Asset Class Representative Index 2014 Return 1Q15 Return
US Large Cap Equity S&P 500 Index 13.69% 0.95%
US Small and Mid-cap Equity Wilshire 4500 Completion 7.94% 5.28%
Developed Int’l Equity MSCI EAFE (Net) -4.90% 4.88%
Emerging Int’l Equity MSCI EM (Net) -2.19% 2.24%
Alternative Equity HFRX EH Eq Mkt Neutral 3.63% 1.69%
Hard Assets Bloomberg Commodities -17.01% -5.94%
Broad Fixed Income Barclays US Aggregate 5.97% 1.61%
Cash Equivalents BOA/Merrill Lynch T-bill 3mo 0.03% 0.00%


So, what’s next? Continued growth in the US stock market is generally considered likely, but given the energetic run up of 2014, US stock valuations are somewhat high. The MSCI US Composite shows a quarter-end normalized price to earnings (P/E) ratio of 23, far above the mean P/E ratio of 16.3 from 1969 to date. Thus, it is best to temper our expectations to slower growth in the US stock market. On the other hand, valuations of developed foreign equities excluding the UK were far less puffy with a P/E of 18.4 compared to a mean of 15.6, and the UK appeared even more approachable at 12.9 right on the mean P/E of 12.9 for the same time period.

The global disinflation triggered by the immense drop in oil prices in 2014 will continue to cut two ways. Importing countries such as China and the US will benefit from reduced energy costs for consumers and businesses. Exporting countries such as Russia, Brazil, and Venezuela are negatively impacted. Similarly, the strong dollar has winners and losers. The US consumer has more international buying power, but large multinational companies will continue to see downward currency adjustments on their foreign operations.

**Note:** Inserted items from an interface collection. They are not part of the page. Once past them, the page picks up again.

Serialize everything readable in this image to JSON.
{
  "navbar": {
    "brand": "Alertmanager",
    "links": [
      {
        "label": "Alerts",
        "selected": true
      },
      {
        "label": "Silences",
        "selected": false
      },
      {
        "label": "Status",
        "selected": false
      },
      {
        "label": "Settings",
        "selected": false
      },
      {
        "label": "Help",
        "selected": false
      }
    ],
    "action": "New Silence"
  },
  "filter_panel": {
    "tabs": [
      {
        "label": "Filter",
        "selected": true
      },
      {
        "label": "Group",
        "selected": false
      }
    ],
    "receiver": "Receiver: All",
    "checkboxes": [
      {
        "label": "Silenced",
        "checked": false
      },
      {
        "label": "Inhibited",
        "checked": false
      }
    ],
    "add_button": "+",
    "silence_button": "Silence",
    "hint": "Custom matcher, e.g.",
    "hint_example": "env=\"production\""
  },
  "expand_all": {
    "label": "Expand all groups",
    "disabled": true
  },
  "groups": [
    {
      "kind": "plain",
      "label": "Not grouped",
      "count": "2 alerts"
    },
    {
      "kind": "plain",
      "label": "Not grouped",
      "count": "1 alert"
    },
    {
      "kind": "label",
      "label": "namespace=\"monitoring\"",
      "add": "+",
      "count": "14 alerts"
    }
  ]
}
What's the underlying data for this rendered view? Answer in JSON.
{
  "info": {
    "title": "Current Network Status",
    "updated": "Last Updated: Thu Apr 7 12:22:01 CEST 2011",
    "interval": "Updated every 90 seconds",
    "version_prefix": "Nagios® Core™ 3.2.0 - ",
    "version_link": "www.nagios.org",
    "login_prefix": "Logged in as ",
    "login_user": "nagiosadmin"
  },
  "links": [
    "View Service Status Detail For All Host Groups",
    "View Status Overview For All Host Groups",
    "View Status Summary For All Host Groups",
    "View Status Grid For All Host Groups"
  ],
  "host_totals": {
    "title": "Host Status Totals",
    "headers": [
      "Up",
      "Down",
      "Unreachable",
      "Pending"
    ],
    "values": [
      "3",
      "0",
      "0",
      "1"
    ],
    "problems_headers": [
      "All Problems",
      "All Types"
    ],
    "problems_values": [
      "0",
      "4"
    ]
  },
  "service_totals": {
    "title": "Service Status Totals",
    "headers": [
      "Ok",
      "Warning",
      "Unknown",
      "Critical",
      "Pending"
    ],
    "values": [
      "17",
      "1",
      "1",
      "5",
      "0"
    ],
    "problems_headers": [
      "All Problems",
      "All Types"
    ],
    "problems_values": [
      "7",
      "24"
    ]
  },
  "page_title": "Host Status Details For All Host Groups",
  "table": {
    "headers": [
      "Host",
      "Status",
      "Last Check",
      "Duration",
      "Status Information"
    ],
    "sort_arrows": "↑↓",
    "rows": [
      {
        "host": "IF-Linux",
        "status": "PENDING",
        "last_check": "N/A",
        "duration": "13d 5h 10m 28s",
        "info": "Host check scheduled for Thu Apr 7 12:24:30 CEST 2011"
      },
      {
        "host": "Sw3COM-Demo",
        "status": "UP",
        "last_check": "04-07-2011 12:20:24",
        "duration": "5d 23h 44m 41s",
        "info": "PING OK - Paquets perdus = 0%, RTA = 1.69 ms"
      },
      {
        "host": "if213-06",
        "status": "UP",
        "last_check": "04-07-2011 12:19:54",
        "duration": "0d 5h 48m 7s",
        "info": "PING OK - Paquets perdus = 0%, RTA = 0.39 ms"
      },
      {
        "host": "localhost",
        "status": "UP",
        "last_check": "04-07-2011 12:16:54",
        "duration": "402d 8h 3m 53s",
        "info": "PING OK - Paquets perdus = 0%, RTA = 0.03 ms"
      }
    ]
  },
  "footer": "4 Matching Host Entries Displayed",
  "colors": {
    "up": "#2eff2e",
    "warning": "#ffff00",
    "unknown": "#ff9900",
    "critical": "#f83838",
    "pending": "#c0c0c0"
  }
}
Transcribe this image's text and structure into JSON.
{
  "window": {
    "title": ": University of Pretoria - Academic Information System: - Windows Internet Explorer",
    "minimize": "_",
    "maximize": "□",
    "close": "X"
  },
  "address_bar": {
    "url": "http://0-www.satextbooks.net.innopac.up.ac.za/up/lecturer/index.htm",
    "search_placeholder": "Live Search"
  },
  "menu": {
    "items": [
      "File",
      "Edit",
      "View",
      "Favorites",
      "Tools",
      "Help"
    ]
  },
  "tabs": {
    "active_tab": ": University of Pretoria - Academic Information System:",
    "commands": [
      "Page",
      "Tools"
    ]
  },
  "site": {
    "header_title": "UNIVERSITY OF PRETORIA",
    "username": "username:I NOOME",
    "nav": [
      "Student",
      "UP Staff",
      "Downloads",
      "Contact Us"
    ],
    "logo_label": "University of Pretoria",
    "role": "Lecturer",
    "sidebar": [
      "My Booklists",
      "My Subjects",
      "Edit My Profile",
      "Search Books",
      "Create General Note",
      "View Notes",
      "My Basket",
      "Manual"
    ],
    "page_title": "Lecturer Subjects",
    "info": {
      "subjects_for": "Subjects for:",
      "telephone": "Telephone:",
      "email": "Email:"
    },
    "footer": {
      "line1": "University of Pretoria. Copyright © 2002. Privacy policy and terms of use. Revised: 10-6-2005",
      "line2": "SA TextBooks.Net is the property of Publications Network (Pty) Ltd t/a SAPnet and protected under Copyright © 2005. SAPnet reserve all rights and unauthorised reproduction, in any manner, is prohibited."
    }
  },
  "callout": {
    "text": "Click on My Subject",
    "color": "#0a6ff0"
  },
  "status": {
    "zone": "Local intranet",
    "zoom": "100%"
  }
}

We’ve seen a dramatic decrease in US Treasury yields with the ten-year Treasury Note dropping from 2.73% to 1.94% from March 2014 to March 2015. US Corporate bond yields dropped from 3.10% to 2.91% while US high-yield (lower grade) bonds inched up from 5.23% to 6.18% over the same time frame. Meanwhile, the Fed has wrapped up the first part of their pledge to return to interest rate normalcy (a faint memory in the distant past), and has stopped the quantitative easing program. An active increase in the Fed Funds rate is in the forecast for this year. While the Fed has promised to be patient and to avoid raising rates until they believe the US economy can stand it, we will likely see a rate hike in June or September of this year.

The recent disappointing jobs report was an interesting exercise in market reaction to the push pull of news. When the report became public, the stock market dipped several hundred points. Foreign markets followed suit as they worried we may be slipping out of our recovery mode. Then, over the Easter weekend, the news was digested and calmer views prevailed. The lower numbers could have been the effect of the brutal Northeast winter, the likes of which we are all hoping we will not see again for a while! However, the bad jobs number could have been the effect of lower oil prices causing layoffs in the mid-western and western energy companies. Whatever the reason or combination of reasons for the bad jobs number, the Monday market rebound was swift. Apparently the perceived silver lining of the bad jobs report that caused the rebound was a consensus that the Fed would now delay a rate hike until September. Eventually, higher rates will prevail, and we must be prepared for it.

As I look back over this market commentary, it occurs to me that some might ask, “Wait, is this a re-run?” In some respects it may appear to be as the over-arching themes relative to investing remain constant: diversification, rebalancing to maintain diversification, valuation analysis for security selection, avoidance of market timing, expecting volatility, and holding firm over the rough patches. Truly, there is nothing new under the sun. However, the timing of the predominant themes is difficult to predict, and thus we remain engaged as the stories unfold. And so dear reader, that’s the way it is… until next time!